For owners and Property Managers, one of the most difficult aspects of construction disputes is the mismatch between what the owner wanted and what the architect or contractor delivered. It is especially troublesome when a review of the project reveals that the problem could have been avoided with clear communication about the owner’s goals for the project. Because of the problems that arise when the owner’s objectives are not met, the most important role of the owner’s representative is to ensure that the goals and objectives of the project are clear.
Great expert witnesses are a critical part of a construction defect litigation team from start to finish. They can make or break your case, so it is critical to work with an expert who understands the technical side of the case and who can communicate clearly and objectively with all parties involved.Read More [fa icon="long-arrow-right"]

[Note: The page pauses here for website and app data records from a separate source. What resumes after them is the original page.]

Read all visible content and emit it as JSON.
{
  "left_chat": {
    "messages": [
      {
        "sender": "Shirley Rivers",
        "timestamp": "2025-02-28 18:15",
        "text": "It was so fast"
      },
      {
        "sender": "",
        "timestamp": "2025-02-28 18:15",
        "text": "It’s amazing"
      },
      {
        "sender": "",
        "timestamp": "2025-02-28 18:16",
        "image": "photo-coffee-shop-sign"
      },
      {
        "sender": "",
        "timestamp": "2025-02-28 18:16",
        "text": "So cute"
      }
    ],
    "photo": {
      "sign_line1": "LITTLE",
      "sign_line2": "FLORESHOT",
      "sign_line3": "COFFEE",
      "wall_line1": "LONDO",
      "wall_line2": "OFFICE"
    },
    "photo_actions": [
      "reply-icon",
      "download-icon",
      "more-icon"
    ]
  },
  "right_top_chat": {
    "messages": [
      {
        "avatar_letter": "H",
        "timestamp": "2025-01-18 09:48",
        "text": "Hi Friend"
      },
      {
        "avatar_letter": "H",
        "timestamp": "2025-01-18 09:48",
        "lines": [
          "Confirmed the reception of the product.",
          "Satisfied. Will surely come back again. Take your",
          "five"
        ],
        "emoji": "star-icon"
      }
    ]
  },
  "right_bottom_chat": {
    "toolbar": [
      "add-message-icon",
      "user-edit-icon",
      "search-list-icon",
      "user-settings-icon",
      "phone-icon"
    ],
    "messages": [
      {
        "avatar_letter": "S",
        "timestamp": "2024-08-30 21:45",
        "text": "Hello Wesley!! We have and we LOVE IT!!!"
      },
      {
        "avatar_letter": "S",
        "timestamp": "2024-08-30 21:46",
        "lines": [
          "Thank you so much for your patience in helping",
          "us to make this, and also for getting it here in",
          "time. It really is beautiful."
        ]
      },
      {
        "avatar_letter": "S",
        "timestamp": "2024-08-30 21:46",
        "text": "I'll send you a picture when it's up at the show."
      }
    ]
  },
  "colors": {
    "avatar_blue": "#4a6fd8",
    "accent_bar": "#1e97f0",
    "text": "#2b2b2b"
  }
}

Documents tell powerful stories in construction defect litigation—from small, straightforward cases with a few hundred documents to highly complex cases with thousands of files and millions of pages. Attorneys working with these documents need a manageable way to cull, store, search, and review them. Some systems of document management are cumbersome and expensive while others are not robust enough. How do you choose the best document management system for your needs?Read More [fa icon="long-arrow-right"]
Expert witnesses are a critical part of construction defect cases, whether the outcome of a case is determined through a trial or arbitration. Attorneys rely heavily on expert witnesses to support them in understanding the facts of the case, the cause of the defect, and what is required to repair the defect.Read More [fa icon="long-arrow-right"]
Owners have a lot of responsibility when it comes to design and construction—it is their money on the line while they turn to teams of experts to design and build the project. They are the ones who feel the brunt of any problems, which unfortunately abound in the construction industry. Despite awareness of the issues, the industry has not changed much in recent years.
McKinsey's research shows that construction projects typically take 20 percent longer to finish than the original schedule, can be up to 80 percent over budget, and frequently result in litigation.
Concrete has been in existence for over 2,000 years and it is not only the most used manufactured material in the world, but also is one of the oldest. Concrete is critical to our societies infrastructure as it is found in our schools, hospitals, city buildings, apartments, and more.Read More [fa icon="long-arrow-right"]
Different materials are used in the construction process to ensure the building envelope is air tight and water resistant. Components include water barriers, air barriers, and thermal control layers. While technologies for testing air and water barriers, along with thermal control have evolved over the years, there are still inconsistencies among the different practices used for testing.Read More [fa icon="long-arrow-right"]
Commercial roofs are often subject to high levels of wear and tear due to sun exposure (UV rays), frigid winter temperatures, and unpredictable weather patterns. This wear and tear, many times, leads to roof damage and issues such as leaks. Unfortunately roofs usually do not receive attention until an issue like a leak occurs. As Doug Kramer, author of the article Add decades to your commercial roof life states, “Roofs are the black sheep when it comes to commercial building maintenance.”Read More [fa icon="long-arrow-right"]
Last year was the United States’ most costly on record for weather-related disasters. According to the National Oceanic and Atmospheric Administration (NOAA) weather-related damages in 2017 totaled a staggering $306 billion.Read More [fa icon="long-arrow-right"]